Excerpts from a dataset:
╭──

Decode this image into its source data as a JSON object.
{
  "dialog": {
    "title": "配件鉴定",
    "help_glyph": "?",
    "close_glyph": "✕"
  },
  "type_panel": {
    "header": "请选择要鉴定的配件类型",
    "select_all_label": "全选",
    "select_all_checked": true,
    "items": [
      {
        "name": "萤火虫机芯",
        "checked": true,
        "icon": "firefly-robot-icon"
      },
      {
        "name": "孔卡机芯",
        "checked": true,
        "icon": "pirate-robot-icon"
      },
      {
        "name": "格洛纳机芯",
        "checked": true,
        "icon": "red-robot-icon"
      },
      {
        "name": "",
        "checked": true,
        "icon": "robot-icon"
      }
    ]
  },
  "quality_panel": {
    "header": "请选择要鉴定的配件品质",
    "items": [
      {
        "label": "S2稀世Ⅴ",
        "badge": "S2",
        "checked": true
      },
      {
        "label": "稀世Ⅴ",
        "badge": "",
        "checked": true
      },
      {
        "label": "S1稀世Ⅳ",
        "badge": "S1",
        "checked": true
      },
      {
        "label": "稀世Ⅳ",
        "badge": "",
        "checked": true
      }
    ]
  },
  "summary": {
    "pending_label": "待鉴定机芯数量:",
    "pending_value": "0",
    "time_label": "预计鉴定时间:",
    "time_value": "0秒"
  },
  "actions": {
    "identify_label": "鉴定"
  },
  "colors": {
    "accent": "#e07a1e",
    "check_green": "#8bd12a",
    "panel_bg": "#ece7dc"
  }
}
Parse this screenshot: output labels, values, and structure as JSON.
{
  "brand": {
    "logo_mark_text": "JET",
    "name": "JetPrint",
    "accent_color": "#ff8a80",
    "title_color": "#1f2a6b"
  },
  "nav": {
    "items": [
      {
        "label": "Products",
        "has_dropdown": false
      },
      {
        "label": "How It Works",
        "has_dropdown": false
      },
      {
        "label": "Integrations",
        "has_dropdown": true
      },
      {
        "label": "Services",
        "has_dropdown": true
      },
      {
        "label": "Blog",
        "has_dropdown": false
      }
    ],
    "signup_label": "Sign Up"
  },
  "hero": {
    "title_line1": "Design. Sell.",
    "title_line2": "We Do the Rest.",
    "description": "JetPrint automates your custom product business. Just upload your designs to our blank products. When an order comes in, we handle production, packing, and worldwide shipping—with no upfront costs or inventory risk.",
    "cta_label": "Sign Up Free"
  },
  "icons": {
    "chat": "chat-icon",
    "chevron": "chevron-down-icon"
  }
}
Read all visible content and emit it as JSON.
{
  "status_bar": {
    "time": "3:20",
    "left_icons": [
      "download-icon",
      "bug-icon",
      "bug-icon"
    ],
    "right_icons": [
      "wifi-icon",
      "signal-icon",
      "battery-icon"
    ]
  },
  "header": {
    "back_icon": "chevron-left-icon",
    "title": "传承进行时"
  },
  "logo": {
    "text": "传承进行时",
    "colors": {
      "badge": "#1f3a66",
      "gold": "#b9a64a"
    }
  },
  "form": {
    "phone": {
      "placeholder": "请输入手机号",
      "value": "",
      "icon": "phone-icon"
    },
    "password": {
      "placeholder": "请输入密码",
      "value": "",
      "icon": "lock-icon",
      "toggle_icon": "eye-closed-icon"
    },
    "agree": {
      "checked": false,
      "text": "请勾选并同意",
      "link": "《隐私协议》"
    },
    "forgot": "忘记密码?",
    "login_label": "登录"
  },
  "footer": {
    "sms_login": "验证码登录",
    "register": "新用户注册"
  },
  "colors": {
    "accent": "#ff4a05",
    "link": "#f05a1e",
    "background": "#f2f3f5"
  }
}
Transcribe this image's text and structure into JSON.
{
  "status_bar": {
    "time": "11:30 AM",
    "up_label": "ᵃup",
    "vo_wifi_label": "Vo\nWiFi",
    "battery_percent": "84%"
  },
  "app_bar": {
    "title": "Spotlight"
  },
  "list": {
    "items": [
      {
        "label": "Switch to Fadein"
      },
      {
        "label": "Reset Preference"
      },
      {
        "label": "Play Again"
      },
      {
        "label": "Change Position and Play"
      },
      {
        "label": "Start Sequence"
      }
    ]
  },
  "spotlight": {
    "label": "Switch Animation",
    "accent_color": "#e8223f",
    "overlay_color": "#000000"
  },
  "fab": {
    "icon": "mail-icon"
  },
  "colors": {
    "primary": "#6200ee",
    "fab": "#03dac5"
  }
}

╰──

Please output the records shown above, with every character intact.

## Answer space
Decode this image into its source data as a JSON object.
{
  "dialog": {
    "title": "配件鉴定",
    "help_glyph": "?",
    "close_glyph": "✕"
  },
  "type_panel": {
    "header": "请选择要鉴定的配件类型",
    "select_all_label": "全选",
    "select_all_checked": true,
    "items": [
      {
        "name": "萤火虫机芯",
        "checked": true,
        "icon": "firefly-robot-icon"
      },
      {
        "name": "孔卡机芯",
        "checked": true,
        "icon": "pirate-robot-icon"
      },
      {
        "name": "格洛纳机芯",
        "checked": true,
        "icon": "red-robot-icon"
      },
      {
        "name": "",
        "checked": true,
        "icon": "robot-icon"
      }
    ]
  },
  "quality_panel": {
    "header": "请选择要鉴定的配件品质",
    "items": [
      {
        "label": "S2稀世Ⅴ",
        "badge": "S2",
        "checked": true
      },
      {
        "label": "稀世Ⅴ",
        "badge": "",
        "checked": true
      },
      {
        "label": "S1稀世Ⅳ",
        "badge": "S1",
        "checked": true
      },
      {
        "label": "稀世Ⅳ",
        "badge": "",
        "checked": true
      }
    ]
  },
  "summary": {
    "pending_label": "待鉴定机芯数量:",
    "pending_value": "0",
    "time_label": "预计鉴定时间:",
    "time_value": "0秒"
  },
  "actions": {
    "identify_label": "鉴定"
  },
  "colors": {
    "accent": "#e07a1e",
    "check_green": "#8bd12a",
    "panel_bg": "#ece7dc"
  }
}
Parse this screenshot: output labels, values, and structure as JSON.
{
  "brand": {
    "logo_mark_text": "JET",
    "name": "JetPrint",
    "accent_color": "#ff8a80",
    "title_color": "#1f2a6b"
  },
  "nav": {
    "items": [
      {
        "label": "Products",
        "has_dropdown": false
      },
      {
        "label": "How It Works",
        "has_dropdown": false
      },
      {
        "label": "Integrations",
        "has_dropdown": true
      },
      {
        "label": "Services",
        "has_dropdown": true
      },
      {
        "label": "Blog",
        "has_dropdown": false
      }
    ],
    "signup_label": "Sign Up"
  },
  "hero": {
    "title_line1": "Design. Sell.",
    "title_line2": "We Do the Rest.",
    "description": "JetPrint automates your custom product business. Just upload your designs to our blank products. When an order comes in, we handle production, packing, and worldwide shipping—with no upfront costs or inventory risk.",
    "cta_label": "Sign Up Free"
  },
  "icons": {
    "chat": "chat-icon",
    "chevron": "chevron-down-icon"
  }
}
Read all visible content and emit it as JSON.
{
  "status_bar": {
    "time": "3:20",
    "left_icons": [
      "download-icon",
      "bug-icon",
      "bug-icon"
    ],
    "right_icons": [
      "wifi-icon",
      "signal-icon",
      "battery-icon"
    ]
  },
  "header": {
    "back_icon": "chevron-left-icon",
    "title": "传承进行时"
  },
  "logo": {
    "text": "传承进行时",
    "colors": {
      "badge": "#1f3a66",
      "gold": "#b9a64a"
    }
  },
  "form": {
    "phone": {
      "placeholder": "请输入手机号",
      "value": "",
      "icon": "phone-icon"
    },
    "password": {
      "placeholder": "请输入密码",
      "value": "",
      "icon": "lock-icon",
      "toggle_icon": "eye-closed-icon"
    },
    "agree": {
      "checked": false,
      "text": "请勾选并同意",
      "link": "《隐私协议》"
    },
    "forgot": "忘记密码?",
    "login_label": "登录"
  },
  "footer": {
    "sms_login": "验证码登录",
    "register": "新用户注册"
  },
  "colors": {
    "accent": "#ff4a05",
    "link": "#f05a1e",
    "background": "#f2f3f5"
  }
}
Transcribe this image's text and structure into JSON.
{
  "status_bar": {
    "time": "11:30 AM",
    "up_label": "ᵃup",
    "vo_wifi_label": "Vo\nWiFi",
    "battery_percent": "84%"
  },
  "app_bar": {
    "title": "Spotlight"
  },
  "list": {
    "items": [
      {
        "label": "Switch to Fadein"
      },
      {
        "label": "Reset Preference"
      },
      {
        "label": "Play Again"
      },
      {
        "label": "Change Position and Play"
      },
      {
        "label": "Start Sequence"
      }
    ]
  },
  "spotlight": {
    "label": "Switch Animation",
    "accent_color": "#e8223f",
    "overlay_color": "#000000"
  },
  "fab": {
    "icon": "mail-icon"
  },
  "colors": {
    "primary": "#6200ee",
    "fab": "#03dac5"
  }
}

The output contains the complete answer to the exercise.